● EXERCISE OBJECTIVE: Work through the entries below and show every line in which "JSON" is found.

● DATASET EXTRACT:
-*-*-
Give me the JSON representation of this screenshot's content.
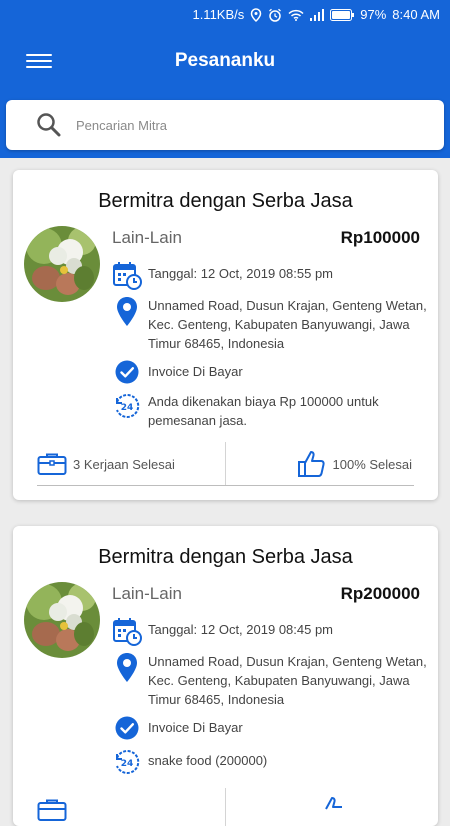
{
  "status_bar": {
    "speed": "1.11KB/s",
    "battery": "97%",
    "time": "8:40 AM"
  },
  "app_bar": {
    "title": "Pesananku"
  },
  "search": {
    "placeholder": "Pencarian Mitra"
  },
  "orders": [
    {
      "title": "Bermitra dengan Serba Jasa",
      "category": "Lain-Lain",
      "price": "Rp100000",
      "date": "Tanggal: 12 Oct, 2019 08:55 pm",
      "address": "Unnamed Road, Dusun Krajan, Genteng Wetan, Kec. Genteng, Kabupaten Banyuwangi, Jawa Timur 68465, Indonesia",
      "invoice": "Invoice Di Bayar",
      "note": "Anda dikenakan biaya Rp 100000 untuk pemesanan jasa.",
      "jobs_done": "3 Kerjaan Selesai",
      "completion": "100% Selesai"
    },
    {
      "title": "Bermitra dengan Serba Jasa",
      "category": "Lain-Lain",
      "price": "Rp200000",
      "date": "Tanggal: 12 Oct, 2019 08:45 pm",
      "address": "Unnamed Road, Dusun Krajan, Genteng Wetan, Kec. Genteng, Kabupaten Banyuwangi, Jawa Timur 68465, Indonesia",
      "invoice": "Invoice Di Bayar",
      "note": "snake food (200000)"
    }
  ],
  "colors": {
    "primary": "#1565d8",
    "background": "#ececec"
  }
}
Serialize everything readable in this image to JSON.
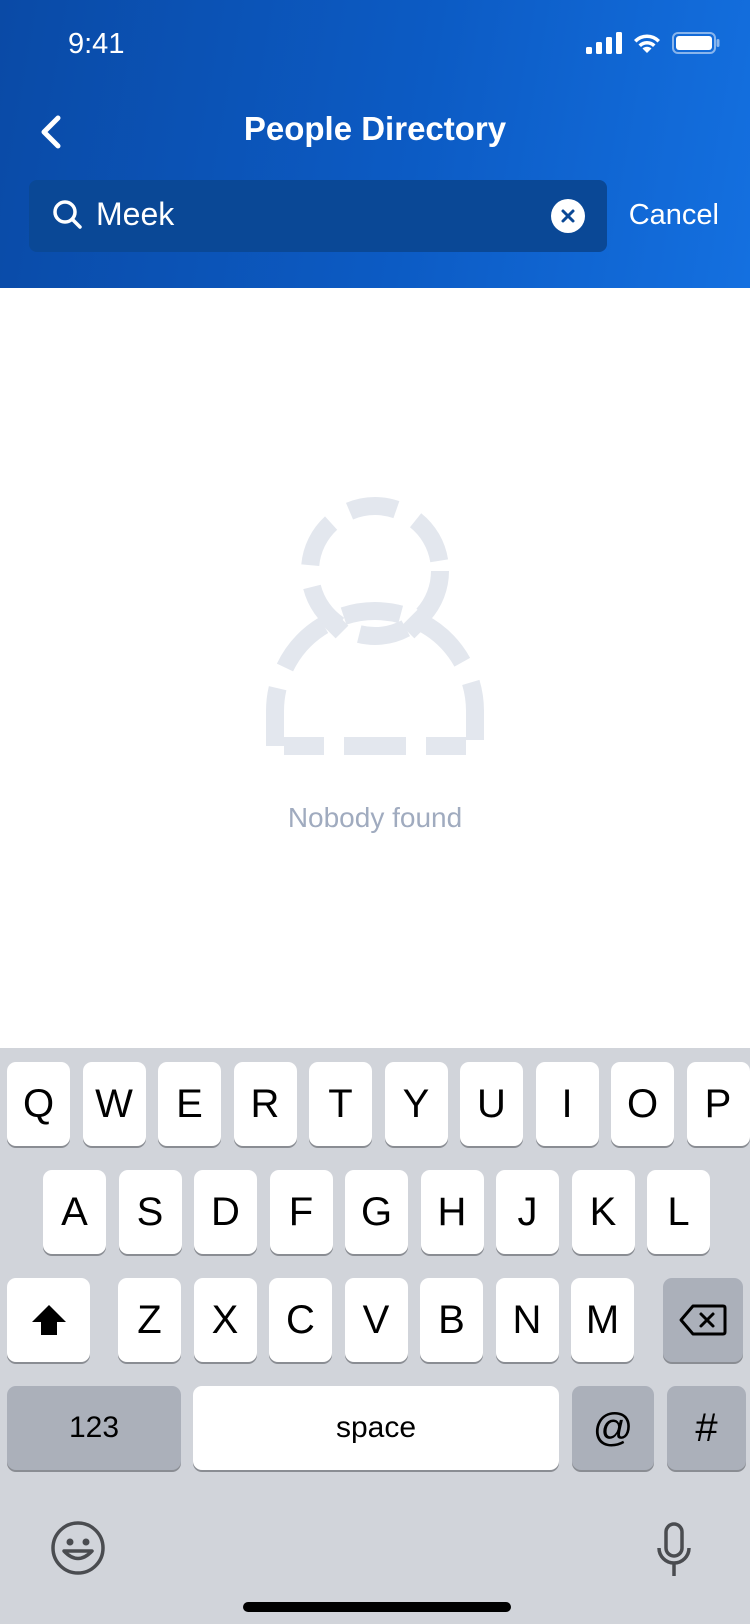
{
  "status_bar": {
    "time": "9:41",
    "icons": [
      "cellular-signal-icon",
      "wifi-icon",
      "battery-icon"
    ]
  },
  "nav": {
    "title": "People Directory",
    "back_icon": "chevron-left-icon"
  },
  "search": {
    "value": "Meek",
    "search_icon": "search-icon",
    "clear_icon": "clear-icon",
    "cancel_label": "Cancel"
  },
  "empty_state": {
    "icon": "person-outline-icon",
    "message": "Nobody found"
  },
  "keyboard": {
    "row1": [
      "Q",
      "W",
      "E",
      "R",
      "T",
      "Y",
      "U",
      "I",
      "O",
      "P"
    ],
    "row2": [
      "A",
      "S",
      "D",
      "F",
      "G",
      "H",
      "J",
      "K",
      "L"
    ],
    "row3": [
      "Z",
      "X",
      "C",
      "V",
      "B",
      "N",
      "M"
    ],
    "shift_icon": "shift-icon",
    "delete_icon": "backspace-icon",
    "numbers_label": "123",
    "space_label": "space",
    "at_label": "@",
    "hash_label": "#",
    "emoji_icon": "emoji-icon",
    "mic_icon": "microphone-icon"
  },
  "colors": {
    "header_start": "#0a4aa6",
    "header_end": "#1470e0",
    "keyboard_bg": "#d1d4da",
    "empty_text": "#a0abbf"
  }
}
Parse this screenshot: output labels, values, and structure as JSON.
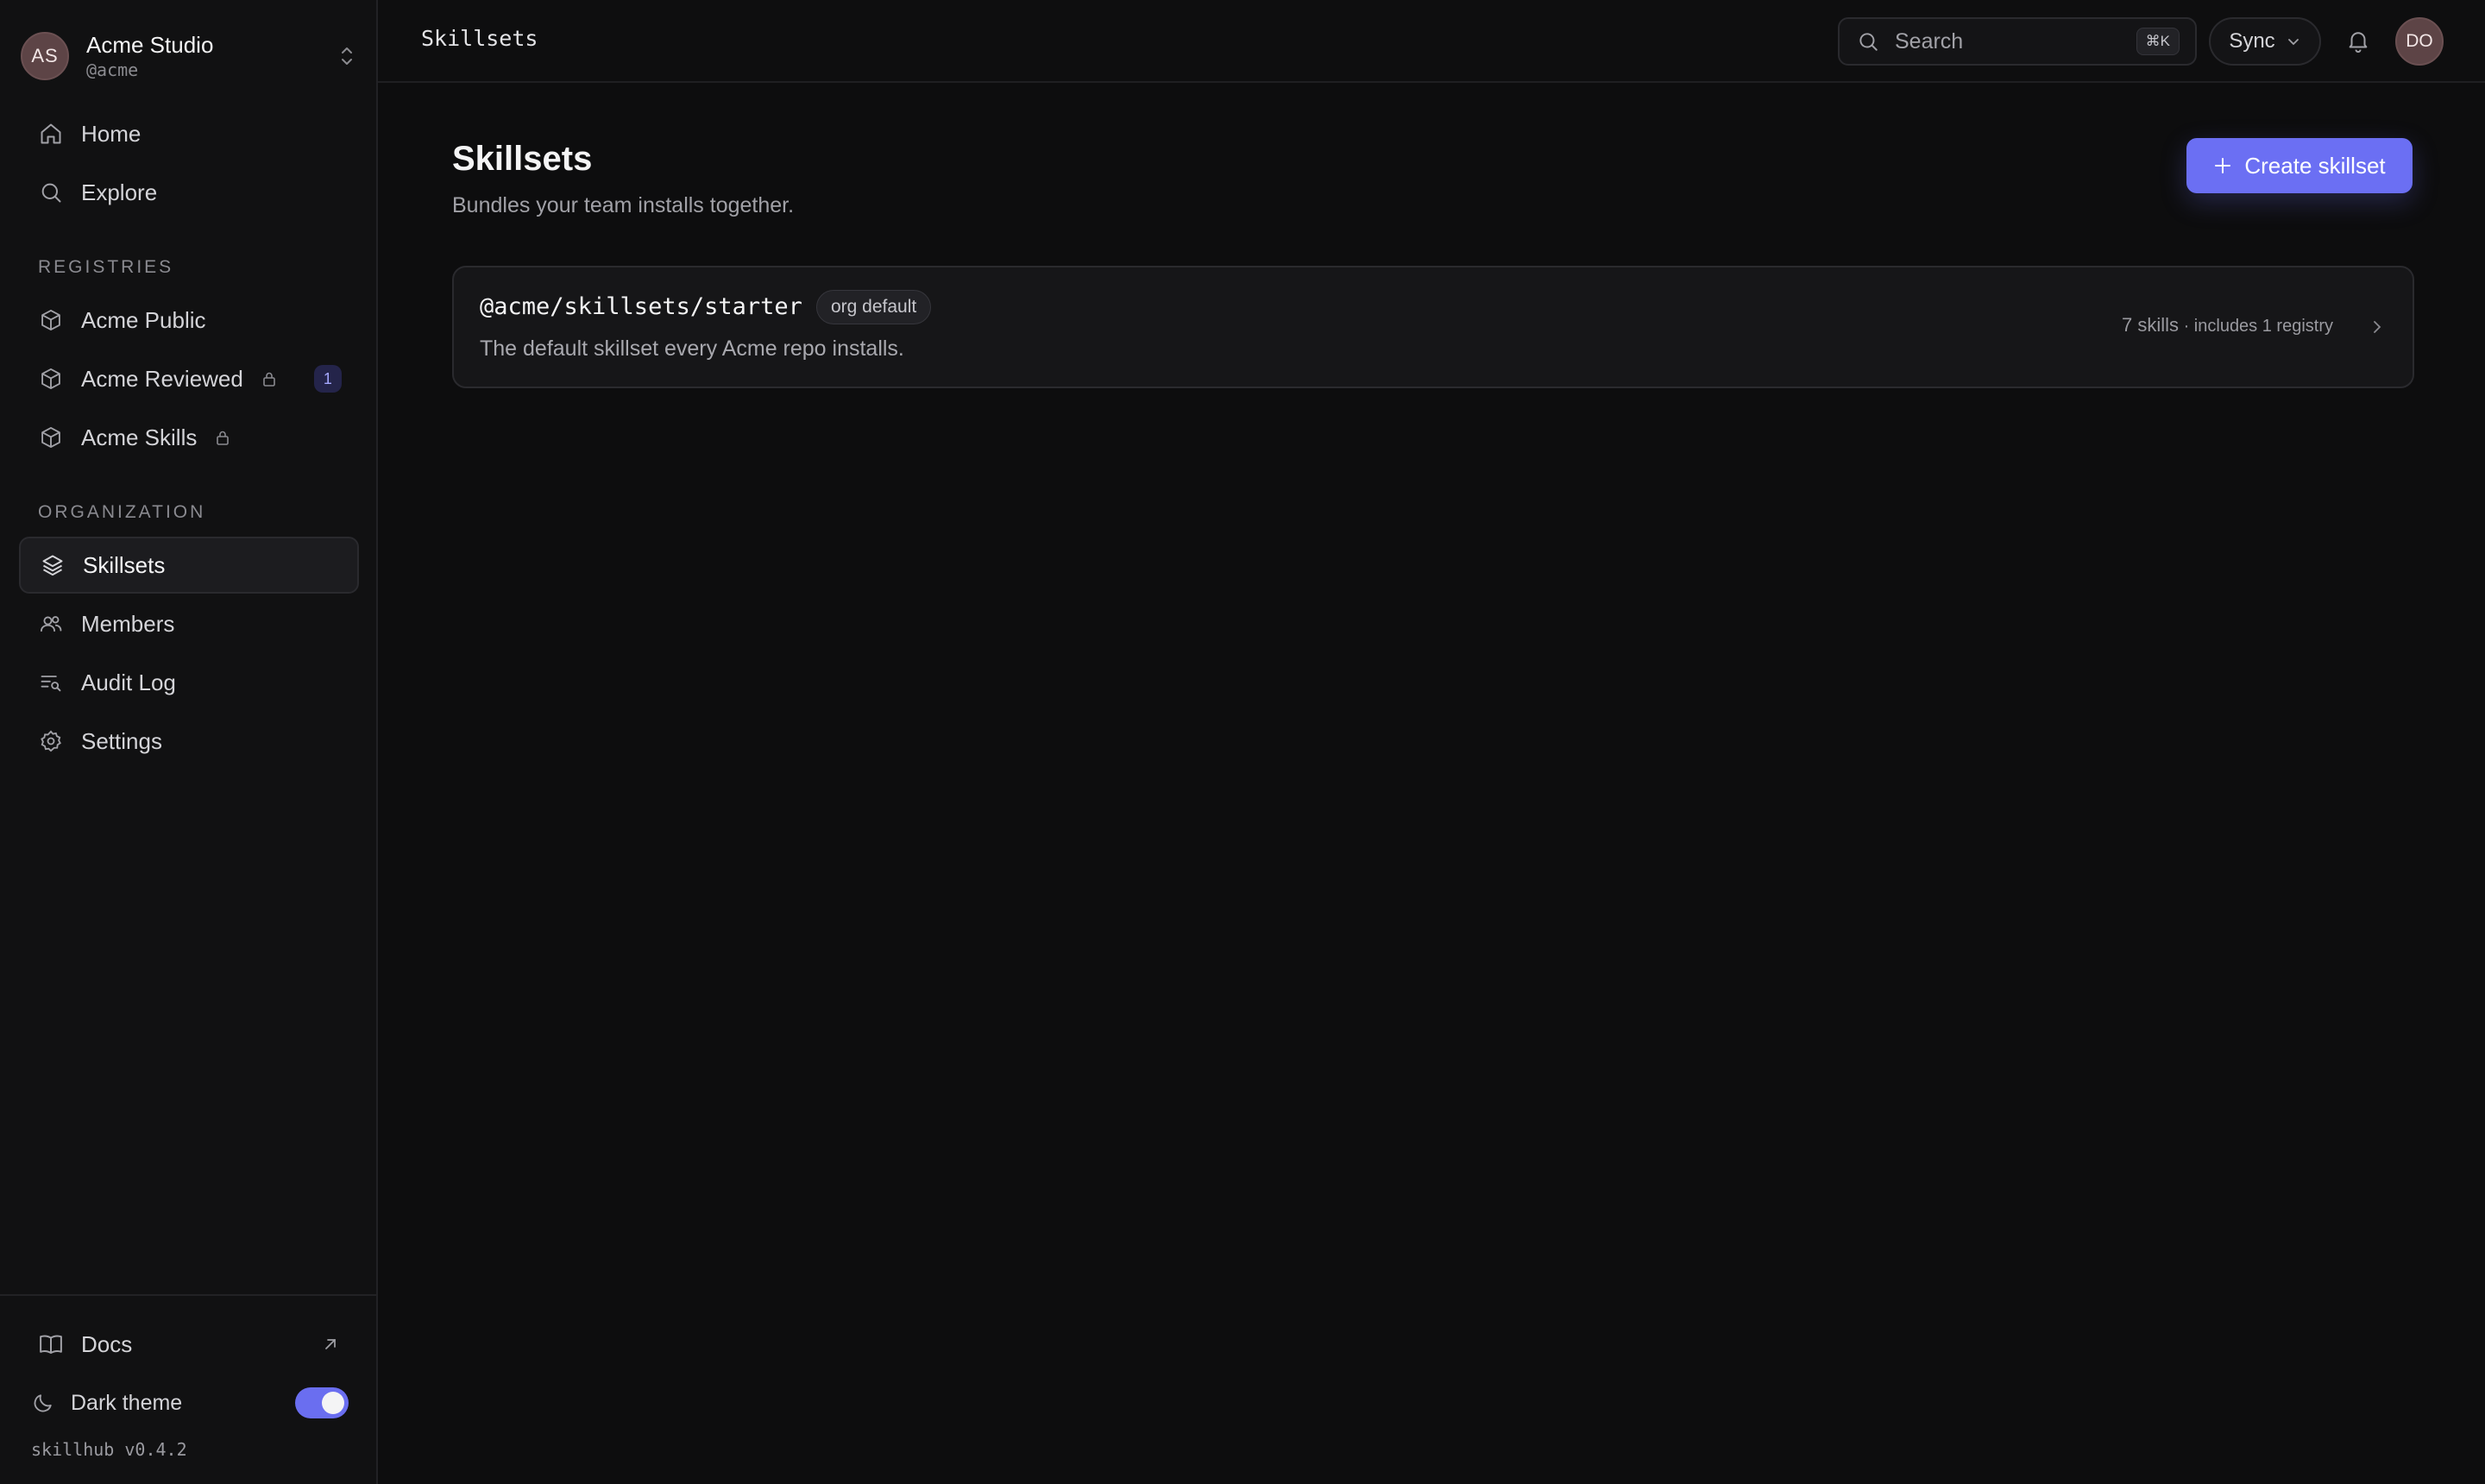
{
  "org": {
    "initials": "AS",
    "name": "Acme Studio",
    "handle": "@acme"
  },
  "nav": {
    "home": "Home",
    "explore": "Explore"
  },
  "registries": {
    "label": "REGISTRIES",
    "items": [
      {
        "label": "Acme Public",
        "locked": false
      },
      {
        "label": "Acme Reviewed",
        "locked": true,
        "badge": "1"
      },
      {
        "label": "Acme Skills",
        "locked": true
      }
    ]
  },
  "organization": {
    "label": "ORGANIZATION",
    "items": [
      {
        "label": "Skillsets",
        "active": true
      },
      {
        "label": "Members"
      },
      {
        "label": "Audit Log"
      },
      {
        "label": "Settings"
      }
    ]
  },
  "footer": {
    "docs": "Docs",
    "dark_theme": "Dark theme",
    "dark_theme_on": true,
    "version": "skillhub v0.4.2"
  },
  "topbar": {
    "title": "Skillsets",
    "search_placeholder": "Search",
    "search_shortcut": "⌘K",
    "sync_label": "Sync",
    "user_initials": "DO"
  },
  "page": {
    "title": "Skillsets",
    "subtitle": "Bundles your team installs together.",
    "create_label": "Create skillset"
  },
  "skillsets": [
    {
      "name": "@acme/skillsets/starter",
      "tag": "org default",
      "description": "The default skillset every Acme repo installs.",
      "skills_count": "7 skills",
      "includes": " · includes 1 registry"
    }
  ],
  "colors": {
    "accent": "#6b6ff3",
    "background": "#0d0d0e",
    "sidebar": "#111112",
    "avatar": "#5d4446"
  }
}
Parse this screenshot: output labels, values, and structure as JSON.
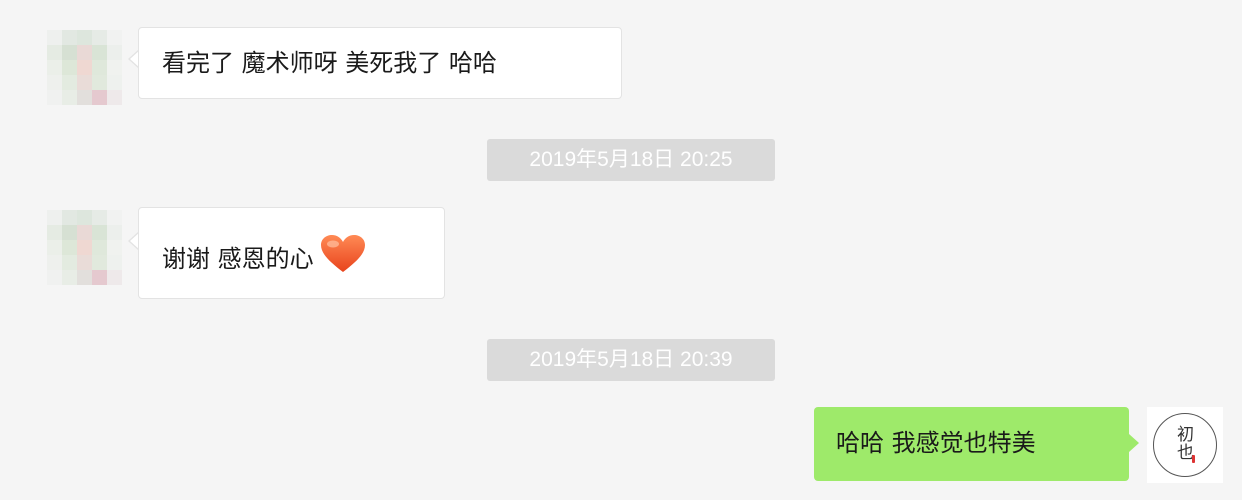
{
  "messages": [
    {
      "sender": "other",
      "text": "看完了 魔术师呀  美死我了  哈哈"
    },
    {
      "sender": "other",
      "text": "谢谢  感恩的心",
      "emoji": "heart-icon"
    },
    {
      "sender": "me",
      "text": "哈哈   我感觉也特美"
    }
  ],
  "timestamps": [
    "2019年5月18日 20:25",
    "2019年5月18日 20:39"
  ],
  "my_avatar": {
    "glyph_top": "初",
    "glyph_bottom": "也"
  },
  "colors": {
    "background": "#f5f5f5",
    "other_bubble": "#ffffff",
    "my_bubble": "#9eea6a",
    "timestamp_bg": "#dadada",
    "timestamp_text": "#ffffff",
    "heart": "#f0562b"
  }
}
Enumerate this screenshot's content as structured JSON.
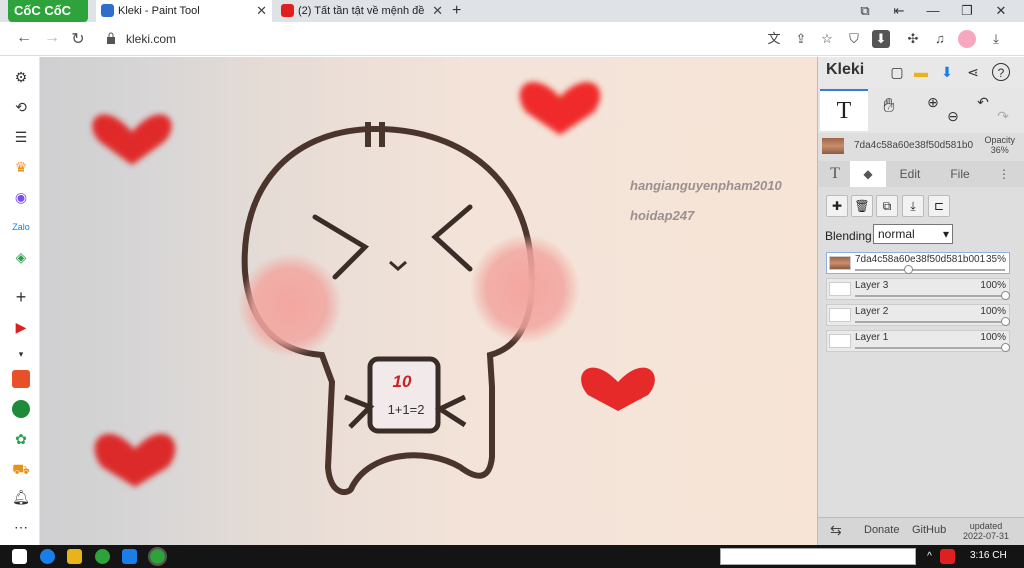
{
  "browser": {
    "brand": "CốC CốC",
    "tabs": [
      {
        "title": "Kleki - Paint Tool",
        "active": true
      },
      {
        "title": "(2) Tất tần tật về mệnh đề",
        "active": false
      }
    ],
    "url": "kleki.com"
  },
  "canvas": {
    "watermarks": [
      "hangianguyenpham2010",
      "hoidap247"
    ],
    "drawing_text": {
      "score": "10",
      "equation": "1+1=2"
    }
  },
  "kleki": {
    "logo": "Kleki",
    "active_tool": "T",
    "brush": {
      "name": "7da4c58a60e38f50d581b0",
      "opacity_label": "Opacity",
      "opacity_value": "36%"
    },
    "tabs": [
      "T",
      "Edit",
      "File"
    ],
    "blending_label": "Blending",
    "blending_value": "normal",
    "layers": [
      {
        "name": "7da4c58a60e38f50d581b001",
        "opacity": "35%",
        "fraction": 0.35,
        "selected": true
      },
      {
        "name": "Layer 3",
        "opacity": "100%",
        "fraction": 1.0,
        "selected": false
      },
      {
        "name": "Layer 2",
        "opacity": "100%",
        "fraction": 1.0,
        "selected": false
      },
      {
        "name": "Layer 1",
        "opacity": "100%",
        "fraction": 1.0,
        "selected": false
      }
    ],
    "footer": {
      "donate": "Donate",
      "github": "GitHub",
      "updated_label": "updated",
      "updated_date": "2022-07-31"
    }
  },
  "taskbar": {
    "time": "3:16 CH"
  }
}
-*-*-
● RESULT OF THIS EXERCISE:
Give me the JSON representation of this screenshot's content.
Serialize everything readable in this image to JSON.
Parse this screenshot: output labels, values, and structure as JSON.
Parse this screenshot: output labels, values, and structure as JSON.
Enumerate this screenshot's content as structured JSON.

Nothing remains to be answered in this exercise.